## What this task involves
Select from the records below every line that has the word "data" in it.

## Items from an interface collection
-=-=-=-=-

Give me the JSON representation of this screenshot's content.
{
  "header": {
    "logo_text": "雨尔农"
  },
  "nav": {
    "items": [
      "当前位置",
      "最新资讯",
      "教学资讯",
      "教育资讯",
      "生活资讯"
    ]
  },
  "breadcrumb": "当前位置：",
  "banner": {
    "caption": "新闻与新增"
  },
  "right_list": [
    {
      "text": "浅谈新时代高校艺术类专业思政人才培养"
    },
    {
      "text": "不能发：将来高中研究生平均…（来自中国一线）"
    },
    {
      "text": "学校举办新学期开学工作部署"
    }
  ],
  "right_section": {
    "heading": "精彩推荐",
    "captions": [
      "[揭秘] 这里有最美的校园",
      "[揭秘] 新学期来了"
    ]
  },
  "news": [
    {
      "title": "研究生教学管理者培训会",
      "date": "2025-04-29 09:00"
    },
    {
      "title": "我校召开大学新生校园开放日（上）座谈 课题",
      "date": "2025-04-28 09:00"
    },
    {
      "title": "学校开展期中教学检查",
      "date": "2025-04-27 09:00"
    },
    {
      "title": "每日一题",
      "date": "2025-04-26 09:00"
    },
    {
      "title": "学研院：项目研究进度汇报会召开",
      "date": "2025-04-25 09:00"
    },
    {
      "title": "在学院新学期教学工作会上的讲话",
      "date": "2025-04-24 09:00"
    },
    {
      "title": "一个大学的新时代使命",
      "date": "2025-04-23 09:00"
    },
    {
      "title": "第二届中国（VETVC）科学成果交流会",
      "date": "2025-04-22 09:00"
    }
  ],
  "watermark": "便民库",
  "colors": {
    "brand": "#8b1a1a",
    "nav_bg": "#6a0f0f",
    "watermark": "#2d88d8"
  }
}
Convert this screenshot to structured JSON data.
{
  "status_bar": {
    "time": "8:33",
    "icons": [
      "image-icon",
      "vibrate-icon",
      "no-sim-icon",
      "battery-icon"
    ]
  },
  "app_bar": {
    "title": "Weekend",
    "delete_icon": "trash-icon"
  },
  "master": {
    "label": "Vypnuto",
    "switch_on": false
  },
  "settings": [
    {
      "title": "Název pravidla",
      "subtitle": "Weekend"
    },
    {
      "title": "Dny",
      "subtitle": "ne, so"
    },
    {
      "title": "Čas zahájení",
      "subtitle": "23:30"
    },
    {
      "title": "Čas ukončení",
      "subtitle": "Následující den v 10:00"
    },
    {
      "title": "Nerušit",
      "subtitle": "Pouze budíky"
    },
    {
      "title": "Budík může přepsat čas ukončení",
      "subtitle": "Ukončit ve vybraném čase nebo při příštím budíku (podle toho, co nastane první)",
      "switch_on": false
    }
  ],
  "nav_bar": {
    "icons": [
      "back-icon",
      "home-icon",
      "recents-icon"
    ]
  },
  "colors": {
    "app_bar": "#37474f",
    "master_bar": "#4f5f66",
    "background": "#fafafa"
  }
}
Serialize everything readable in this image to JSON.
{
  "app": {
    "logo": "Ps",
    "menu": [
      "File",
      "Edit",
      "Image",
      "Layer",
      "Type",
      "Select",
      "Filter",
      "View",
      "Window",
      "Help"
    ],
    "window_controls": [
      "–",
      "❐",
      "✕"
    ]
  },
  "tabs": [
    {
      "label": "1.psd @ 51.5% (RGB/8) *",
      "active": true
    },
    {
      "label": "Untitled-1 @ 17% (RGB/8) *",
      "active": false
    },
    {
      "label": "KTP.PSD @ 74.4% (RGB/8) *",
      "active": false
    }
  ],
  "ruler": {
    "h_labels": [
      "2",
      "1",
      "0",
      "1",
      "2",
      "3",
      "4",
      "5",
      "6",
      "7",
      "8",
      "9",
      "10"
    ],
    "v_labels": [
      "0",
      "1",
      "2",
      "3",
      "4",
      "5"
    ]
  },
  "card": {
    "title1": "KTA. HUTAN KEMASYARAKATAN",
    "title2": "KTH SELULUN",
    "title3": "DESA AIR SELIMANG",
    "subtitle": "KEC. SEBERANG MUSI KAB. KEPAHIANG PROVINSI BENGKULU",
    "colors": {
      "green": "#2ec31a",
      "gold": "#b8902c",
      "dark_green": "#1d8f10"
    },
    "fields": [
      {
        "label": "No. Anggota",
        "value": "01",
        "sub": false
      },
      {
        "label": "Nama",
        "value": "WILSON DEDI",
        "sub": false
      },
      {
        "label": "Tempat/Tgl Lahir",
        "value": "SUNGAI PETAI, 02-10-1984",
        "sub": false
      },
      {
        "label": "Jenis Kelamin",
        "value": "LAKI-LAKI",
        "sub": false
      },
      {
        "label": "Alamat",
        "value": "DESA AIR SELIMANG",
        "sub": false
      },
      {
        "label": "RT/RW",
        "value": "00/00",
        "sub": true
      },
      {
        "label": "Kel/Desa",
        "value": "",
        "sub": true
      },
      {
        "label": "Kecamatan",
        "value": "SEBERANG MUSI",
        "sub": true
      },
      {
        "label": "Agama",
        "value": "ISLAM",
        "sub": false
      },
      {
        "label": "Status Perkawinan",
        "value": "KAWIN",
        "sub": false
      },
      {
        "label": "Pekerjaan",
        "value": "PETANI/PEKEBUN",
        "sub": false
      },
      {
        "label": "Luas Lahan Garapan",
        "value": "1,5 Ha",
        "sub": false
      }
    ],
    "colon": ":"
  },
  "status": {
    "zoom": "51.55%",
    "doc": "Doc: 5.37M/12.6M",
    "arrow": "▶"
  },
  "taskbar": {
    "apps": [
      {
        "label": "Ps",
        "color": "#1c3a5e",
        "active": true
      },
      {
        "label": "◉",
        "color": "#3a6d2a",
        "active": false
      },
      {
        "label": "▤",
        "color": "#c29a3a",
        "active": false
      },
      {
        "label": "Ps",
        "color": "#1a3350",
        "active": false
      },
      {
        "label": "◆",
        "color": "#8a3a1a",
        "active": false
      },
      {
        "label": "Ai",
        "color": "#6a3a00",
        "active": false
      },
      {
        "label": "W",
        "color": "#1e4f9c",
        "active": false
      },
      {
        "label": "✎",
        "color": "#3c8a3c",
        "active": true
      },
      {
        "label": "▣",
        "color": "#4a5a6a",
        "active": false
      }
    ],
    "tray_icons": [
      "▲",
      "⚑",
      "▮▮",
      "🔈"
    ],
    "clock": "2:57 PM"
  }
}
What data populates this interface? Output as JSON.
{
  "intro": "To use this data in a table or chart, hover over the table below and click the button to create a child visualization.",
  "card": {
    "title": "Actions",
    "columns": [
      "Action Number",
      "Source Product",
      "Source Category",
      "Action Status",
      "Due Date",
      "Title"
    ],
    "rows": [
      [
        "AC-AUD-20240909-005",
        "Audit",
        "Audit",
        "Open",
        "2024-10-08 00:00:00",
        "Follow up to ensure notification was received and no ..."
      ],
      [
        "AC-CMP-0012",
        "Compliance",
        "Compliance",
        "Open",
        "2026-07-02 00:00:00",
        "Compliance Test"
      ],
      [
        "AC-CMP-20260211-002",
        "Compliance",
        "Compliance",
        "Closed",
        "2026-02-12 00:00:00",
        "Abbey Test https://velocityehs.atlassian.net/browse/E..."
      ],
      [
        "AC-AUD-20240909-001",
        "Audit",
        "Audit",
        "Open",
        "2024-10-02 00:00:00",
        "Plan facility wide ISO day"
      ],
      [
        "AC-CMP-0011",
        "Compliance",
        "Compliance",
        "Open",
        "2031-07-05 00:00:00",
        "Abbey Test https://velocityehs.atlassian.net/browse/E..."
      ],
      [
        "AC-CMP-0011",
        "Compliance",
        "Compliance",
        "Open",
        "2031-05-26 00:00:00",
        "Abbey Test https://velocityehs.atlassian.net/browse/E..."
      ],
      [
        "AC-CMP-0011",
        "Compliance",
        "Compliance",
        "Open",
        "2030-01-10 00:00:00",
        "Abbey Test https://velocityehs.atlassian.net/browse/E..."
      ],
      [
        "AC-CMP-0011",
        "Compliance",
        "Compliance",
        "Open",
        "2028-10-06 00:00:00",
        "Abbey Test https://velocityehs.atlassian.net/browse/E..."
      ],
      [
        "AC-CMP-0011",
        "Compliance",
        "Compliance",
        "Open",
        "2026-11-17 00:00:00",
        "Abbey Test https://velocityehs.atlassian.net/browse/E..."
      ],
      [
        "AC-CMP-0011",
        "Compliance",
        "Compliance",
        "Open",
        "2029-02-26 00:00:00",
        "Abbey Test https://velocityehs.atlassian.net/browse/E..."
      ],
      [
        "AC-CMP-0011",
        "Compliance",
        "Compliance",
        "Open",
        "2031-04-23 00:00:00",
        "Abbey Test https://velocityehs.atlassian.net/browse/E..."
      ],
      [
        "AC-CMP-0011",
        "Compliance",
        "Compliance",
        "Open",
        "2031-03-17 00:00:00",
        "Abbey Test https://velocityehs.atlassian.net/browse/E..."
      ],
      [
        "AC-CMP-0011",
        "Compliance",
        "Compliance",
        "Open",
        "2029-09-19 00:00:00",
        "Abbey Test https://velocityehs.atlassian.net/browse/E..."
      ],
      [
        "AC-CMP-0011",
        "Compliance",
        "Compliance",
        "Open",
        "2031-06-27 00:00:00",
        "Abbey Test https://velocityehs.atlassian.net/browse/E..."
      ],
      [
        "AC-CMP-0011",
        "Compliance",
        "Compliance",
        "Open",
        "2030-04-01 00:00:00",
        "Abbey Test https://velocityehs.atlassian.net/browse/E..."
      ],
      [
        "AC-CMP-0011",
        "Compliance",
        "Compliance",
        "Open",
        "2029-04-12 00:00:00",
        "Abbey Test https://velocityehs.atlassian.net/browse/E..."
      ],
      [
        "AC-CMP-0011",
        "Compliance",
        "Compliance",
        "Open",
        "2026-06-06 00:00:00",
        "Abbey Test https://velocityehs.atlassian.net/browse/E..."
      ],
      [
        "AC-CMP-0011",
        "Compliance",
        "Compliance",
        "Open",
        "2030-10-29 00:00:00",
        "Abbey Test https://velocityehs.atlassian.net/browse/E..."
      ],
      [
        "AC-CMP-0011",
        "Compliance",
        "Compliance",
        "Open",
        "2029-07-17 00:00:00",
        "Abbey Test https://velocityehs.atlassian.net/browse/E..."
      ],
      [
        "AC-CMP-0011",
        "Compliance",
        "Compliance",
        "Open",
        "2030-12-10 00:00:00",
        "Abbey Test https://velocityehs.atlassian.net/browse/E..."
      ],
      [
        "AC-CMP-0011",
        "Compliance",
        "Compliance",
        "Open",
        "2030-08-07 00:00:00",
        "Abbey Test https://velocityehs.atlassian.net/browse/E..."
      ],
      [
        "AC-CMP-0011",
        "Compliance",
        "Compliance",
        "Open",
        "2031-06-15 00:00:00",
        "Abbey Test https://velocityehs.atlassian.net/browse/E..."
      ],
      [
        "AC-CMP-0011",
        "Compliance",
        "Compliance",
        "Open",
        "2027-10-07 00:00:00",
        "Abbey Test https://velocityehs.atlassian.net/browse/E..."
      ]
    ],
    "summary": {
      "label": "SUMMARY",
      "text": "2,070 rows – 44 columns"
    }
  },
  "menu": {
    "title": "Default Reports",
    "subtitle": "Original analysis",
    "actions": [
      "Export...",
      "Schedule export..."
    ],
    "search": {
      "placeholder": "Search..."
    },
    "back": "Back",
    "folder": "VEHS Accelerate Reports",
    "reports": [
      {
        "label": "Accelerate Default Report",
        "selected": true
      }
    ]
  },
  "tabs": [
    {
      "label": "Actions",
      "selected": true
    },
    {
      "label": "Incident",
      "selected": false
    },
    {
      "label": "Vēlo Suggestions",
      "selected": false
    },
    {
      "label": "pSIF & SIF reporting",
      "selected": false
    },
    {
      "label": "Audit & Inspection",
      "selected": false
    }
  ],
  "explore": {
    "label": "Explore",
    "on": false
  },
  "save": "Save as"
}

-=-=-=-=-

## Answer
Convert this screenshot to structured JSON data.
What data populates this interface? Output as JSON.
  "intro": "To use this data in a table or chart, hover over the table below and click the button to create a child visualization.",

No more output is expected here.